Former leading New Zealand publisher and bookseller, and widely experienced judge of both the Commonwealth Writers Prize and the Montana New Zealand Book Awards, talks about what he is currently reading, what impresses him and what doesn't, along with chat about the international English language book scene, and links to sites of interest to booklovers.
Wednesday, October 26, 2016
WHEN A COMIC STRIP IS NOT SO FUNNY: former poet laureate moved to tears by debut novel.
Mākaro Press publisher Mary McCallum and author Sue Wootton with Strip.
STRIP, a debut novel by Dunedin poet Sue
Wootton, was launched by leading author and poet Vincent O’Sullivan to a
packed University Bookshop in Dunedin last night.
Vincent said the novel was intricate, challenging and
provoking and took the reader into a ‘moral web’ that New Zealand fiction
doesn’t always enter so starkly. He said he admired how a terrible error
on the part of the protagonist nonetheless drew ‘a deep sympathy’ from the
reader, and at one point the former poet laureate was compelled to stop reading
‘as the pages blurred with how movingly the details came in on one’.
Strip is about Harvey, a doctor who hangs up his
stethoscope to draw comic strips, and later becomes at an-home father for
their adopted daughter, and life is good. But when his family is threatened, he
acts to protect them in ways that are morally questionable and have tragic
‘We always say, don’t we,’ said Vincent O’Sullican, ‘that
it’s a fine achievement in fiction when we suspend our disbelief as the
strength of the telling convinces us. But it is an even more impressive
occasion, I think, when an author is able to let us go of our instinctive
prejudices and moral certainties in a wider tide of sympathy as characters
entangle themselves in wretchedness, so it is not the mistakes that hold us,
but what you might call the low-key heroism of doing wrong while trying to do
right. New Zealand fiction doesn’t always take us so starkly into this moral
Strip is a novel that addresses a public issue of
medical morality – euthanasia for those whose lives are deeply compromised by
ill-health – and looks at the private issue too of how far people will go for
the ones they love. It was inspired by Wootton’s previous career in the medical
profession, and her interest in writing about the public and private notions of
right and wrong.
‘In Strip, devastating events are set in motion by a
few small initial errors of judgement,’ she says. ‘The story is about motives
and mistakes, conscience and culpability, lies, truth and love. At what point

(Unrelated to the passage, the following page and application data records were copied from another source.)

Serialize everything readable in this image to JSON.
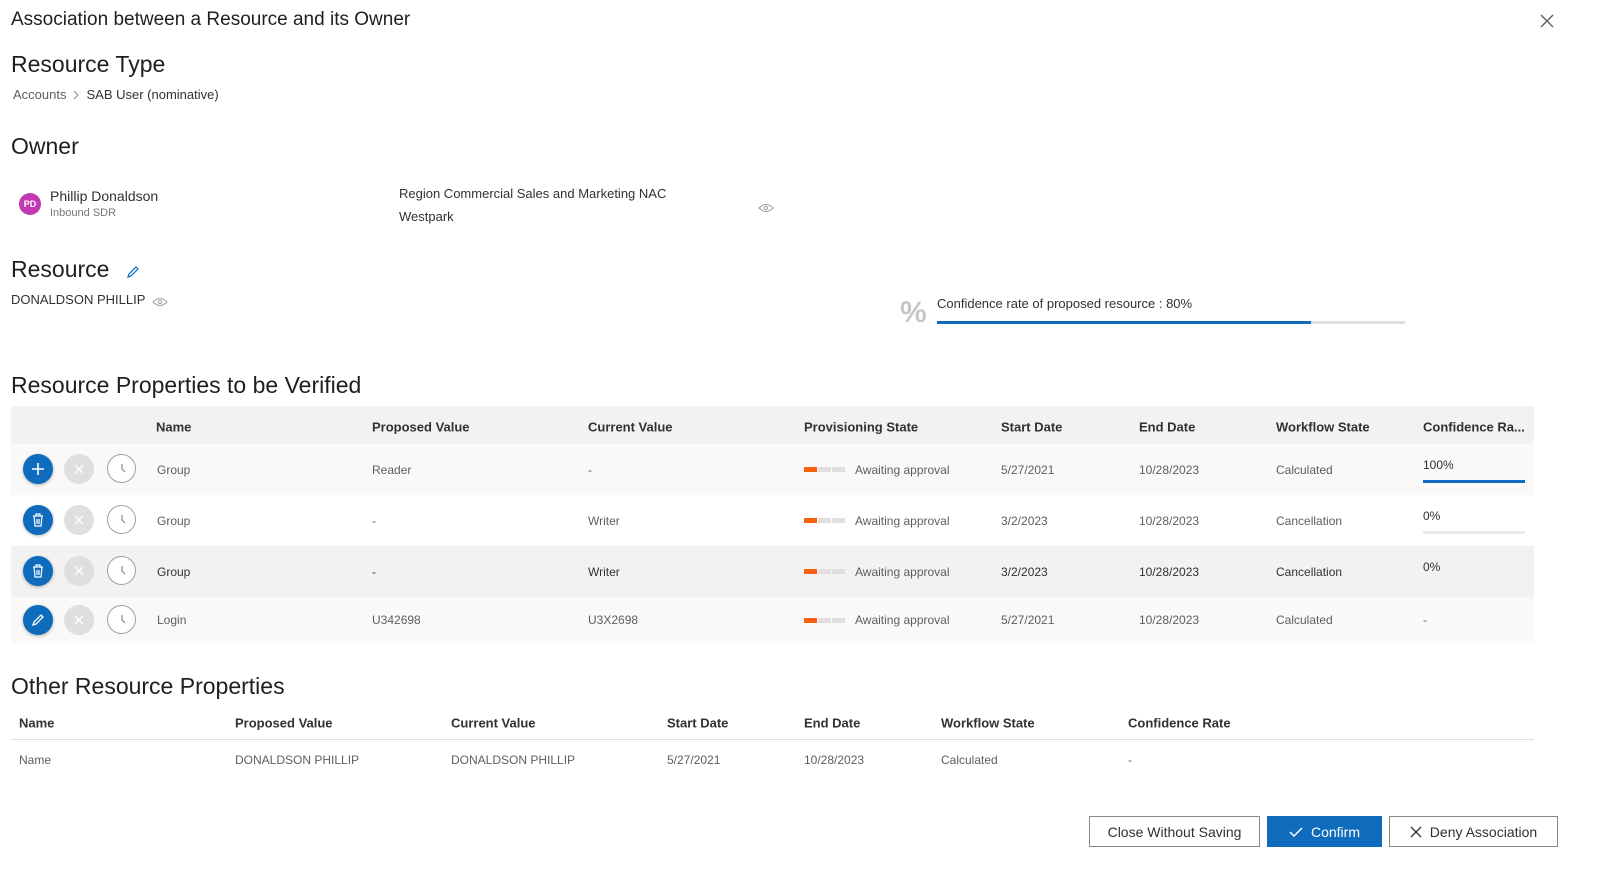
{
  "dialog": {
    "title": "Association between a Resource and its Owner"
  },
  "resource_type": {
    "heading": "Resource Type",
    "breadcrumb": [
      "Accounts",
      "SAB User (nominative)"
    ]
  },
  "owner": {
    "heading": "Owner",
    "initials": "PD",
    "name": "Phillip Donaldson",
    "role": "Inbound SDR",
    "org_line1": "Region Commercial Sales and Marketing NAC",
    "org_line2": "Westpark"
  },
  "resource": {
    "heading": "Resource",
    "name": "DONALDSON PHILLIP",
    "confidence_label": "Confidence rate of proposed resource : 80%",
    "confidence_value": 0.8,
    "percent_symbol": "%"
  },
  "verified": {
    "heading": "Resource Properties to be Verified",
    "columns": [
      "Name",
      "Proposed Value",
      "Current Value",
      "Provisioning State",
      "Start Date",
      "End Date",
      "Workflow State",
      "Confidence Ra..."
    ],
    "rows": [
      {
        "action": "add",
        "name": "Group",
        "proposed": "Reader",
        "current": "-",
        "prov": "Awaiting approval",
        "start": "5/27/2021",
        "end": "10/28/2023",
        "workflow": "Calculated",
        "confidence": "100%",
        "confidence_value": 1.0
      },
      {
        "action": "delete",
        "name": "Group",
        "proposed": "-",
        "current": "Writer",
        "prov": "Awaiting approval",
        "start": "3/2/2023",
        "end": "10/28/2023",
        "workflow": "Cancellation",
        "confidence": "0%",
        "confidence_value": 0
      },
      {
        "action": "delete",
        "name": "Group",
        "proposed": "-",
        "current": "Writer",
        "prov": "Awaiting approval",
        "start": "3/2/2023",
        "end": "10/28/2023",
        "workflow": "Cancellation",
        "confidence": "0%",
        "confidence_value": 0
      },
      {
        "action": "edit",
        "name": "Login",
        "proposed": "U342698",
        "current": "U3X2698",
        "prov": "Awaiting approval",
        "start": "5/27/2021",
        "end": "10/28/2023",
        "workflow": "Calculated",
        "confidence": "-",
        "confidence_value": null
      }
    ]
  },
  "other": {
    "heading": "Other Resource Properties",
    "columns": [
      "Name",
      "Proposed Value",
      "Current Value",
      "Start Date",
      "End Date",
      "Workflow State",
      "Confidence Rate"
    ],
    "rows": [
      {
        "name": "Name",
        "proposed": "DONALDSON PHILLIP",
        "current": "DONALDSON PHILLIP",
        "start": "5/27/2021",
        "end": "10/28/2023",
        "workflow": "Calculated",
        "confidence": "-"
      }
    ]
  },
  "footer": {
    "close_label": "Close Without Saving",
    "confirm_label": "Confirm",
    "deny_label": "Deny Association"
  },
  "colors": {
    "accent": "#0f6cbd",
    "avatar": "#c239b3",
    "provisioning": "#f7630c"
  }
}
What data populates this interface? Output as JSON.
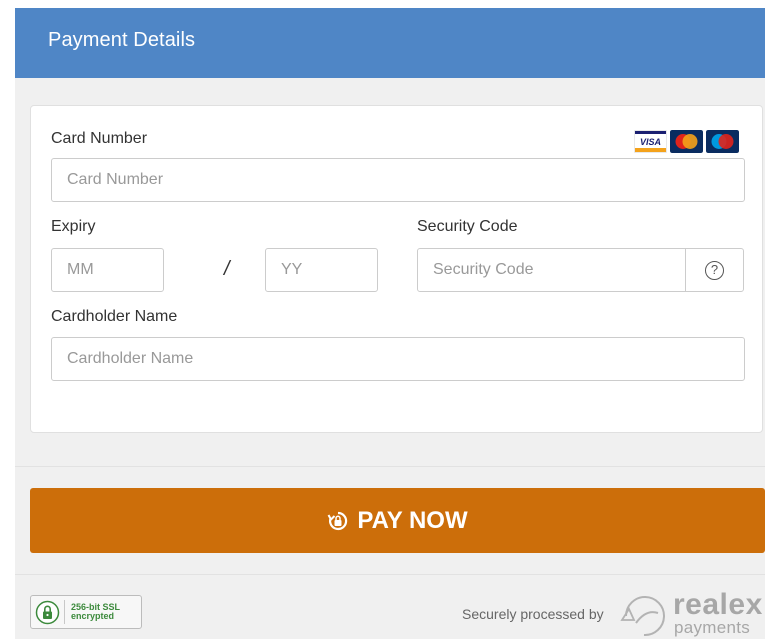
{
  "header": {
    "title": "Payment Details"
  },
  "form": {
    "card_number_label": "Card Number",
    "card_number_placeholder": "Card Number",
    "expiry_label": "Expiry",
    "month_placeholder": "MM",
    "expiry_separator": "/",
    "year_placeholder": "YY",
    "security_code_label": "Security Code",
    "security_code_placeholder": "Security Code",
    "help_symbol": "?",
    "cardholder_label": "Cardholder Name",
    "cardholder_placeholder": "Cardholder Name",
    "card_logos": [
      "visa",
      "mastercard",
      "maestro"
    ],
    "visa_text": "VISA"
  },
  "pay_button": {
    "label": "PAY NOW",
    "icon": "lock-refresh-icon"
  },
  "footer": {
    "ssl_line1": "256-bit SSL",
    "ssl_line2": "encrypted",
    "secure_text": "Securely processed by",
    "brand_name": "realex",
    "brand_sub": "payments"
  },
  "colors": {
    "header": "#4f86c6",
    "button": "#cc6e0a",
    "background": "#f0f0f0",
    "ssl_green": "#3c8a3c",
    "brand_gray": "#a7a7a7"
  }
}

does an action cross the line between right and wrong? What about an inaction?
And what if in intending to prevent harm to one person you do harm to
another? Harvey is responsible for more harm than anyone else knows.
There’s his public—and very topical—crime but there is also his secret, private
one. Both have ramifications he never dreamed of and did not intend.”
Sue Wootton is an award-winning poet and fiction writer with
a background as a physiotherapist and acupuncturist. Her prizes include
winning the Aoraki Literary Awards for both poetry and fiction, and second
place in the Hippocrates Prize for Poetry and Medicine. Her combined interests
inform her current PhD studies at Otago University and a blog she co-edits
called Corpus, both of which explore the nexus between creative work and
Strip is published by Wellington’s Mākaro Press,
which Vincent O’Sullivan said had quickly become ‘an invigorating
cultural force’. The press worked with students from the Whitireia
Polytechnic publishing course to produce the novel.
Will be enjoyed by readers with an interest in: New Zealand fiction • the nexus of medicine and the arts • the issue of childlessness and adoption • the issue of euthanasia.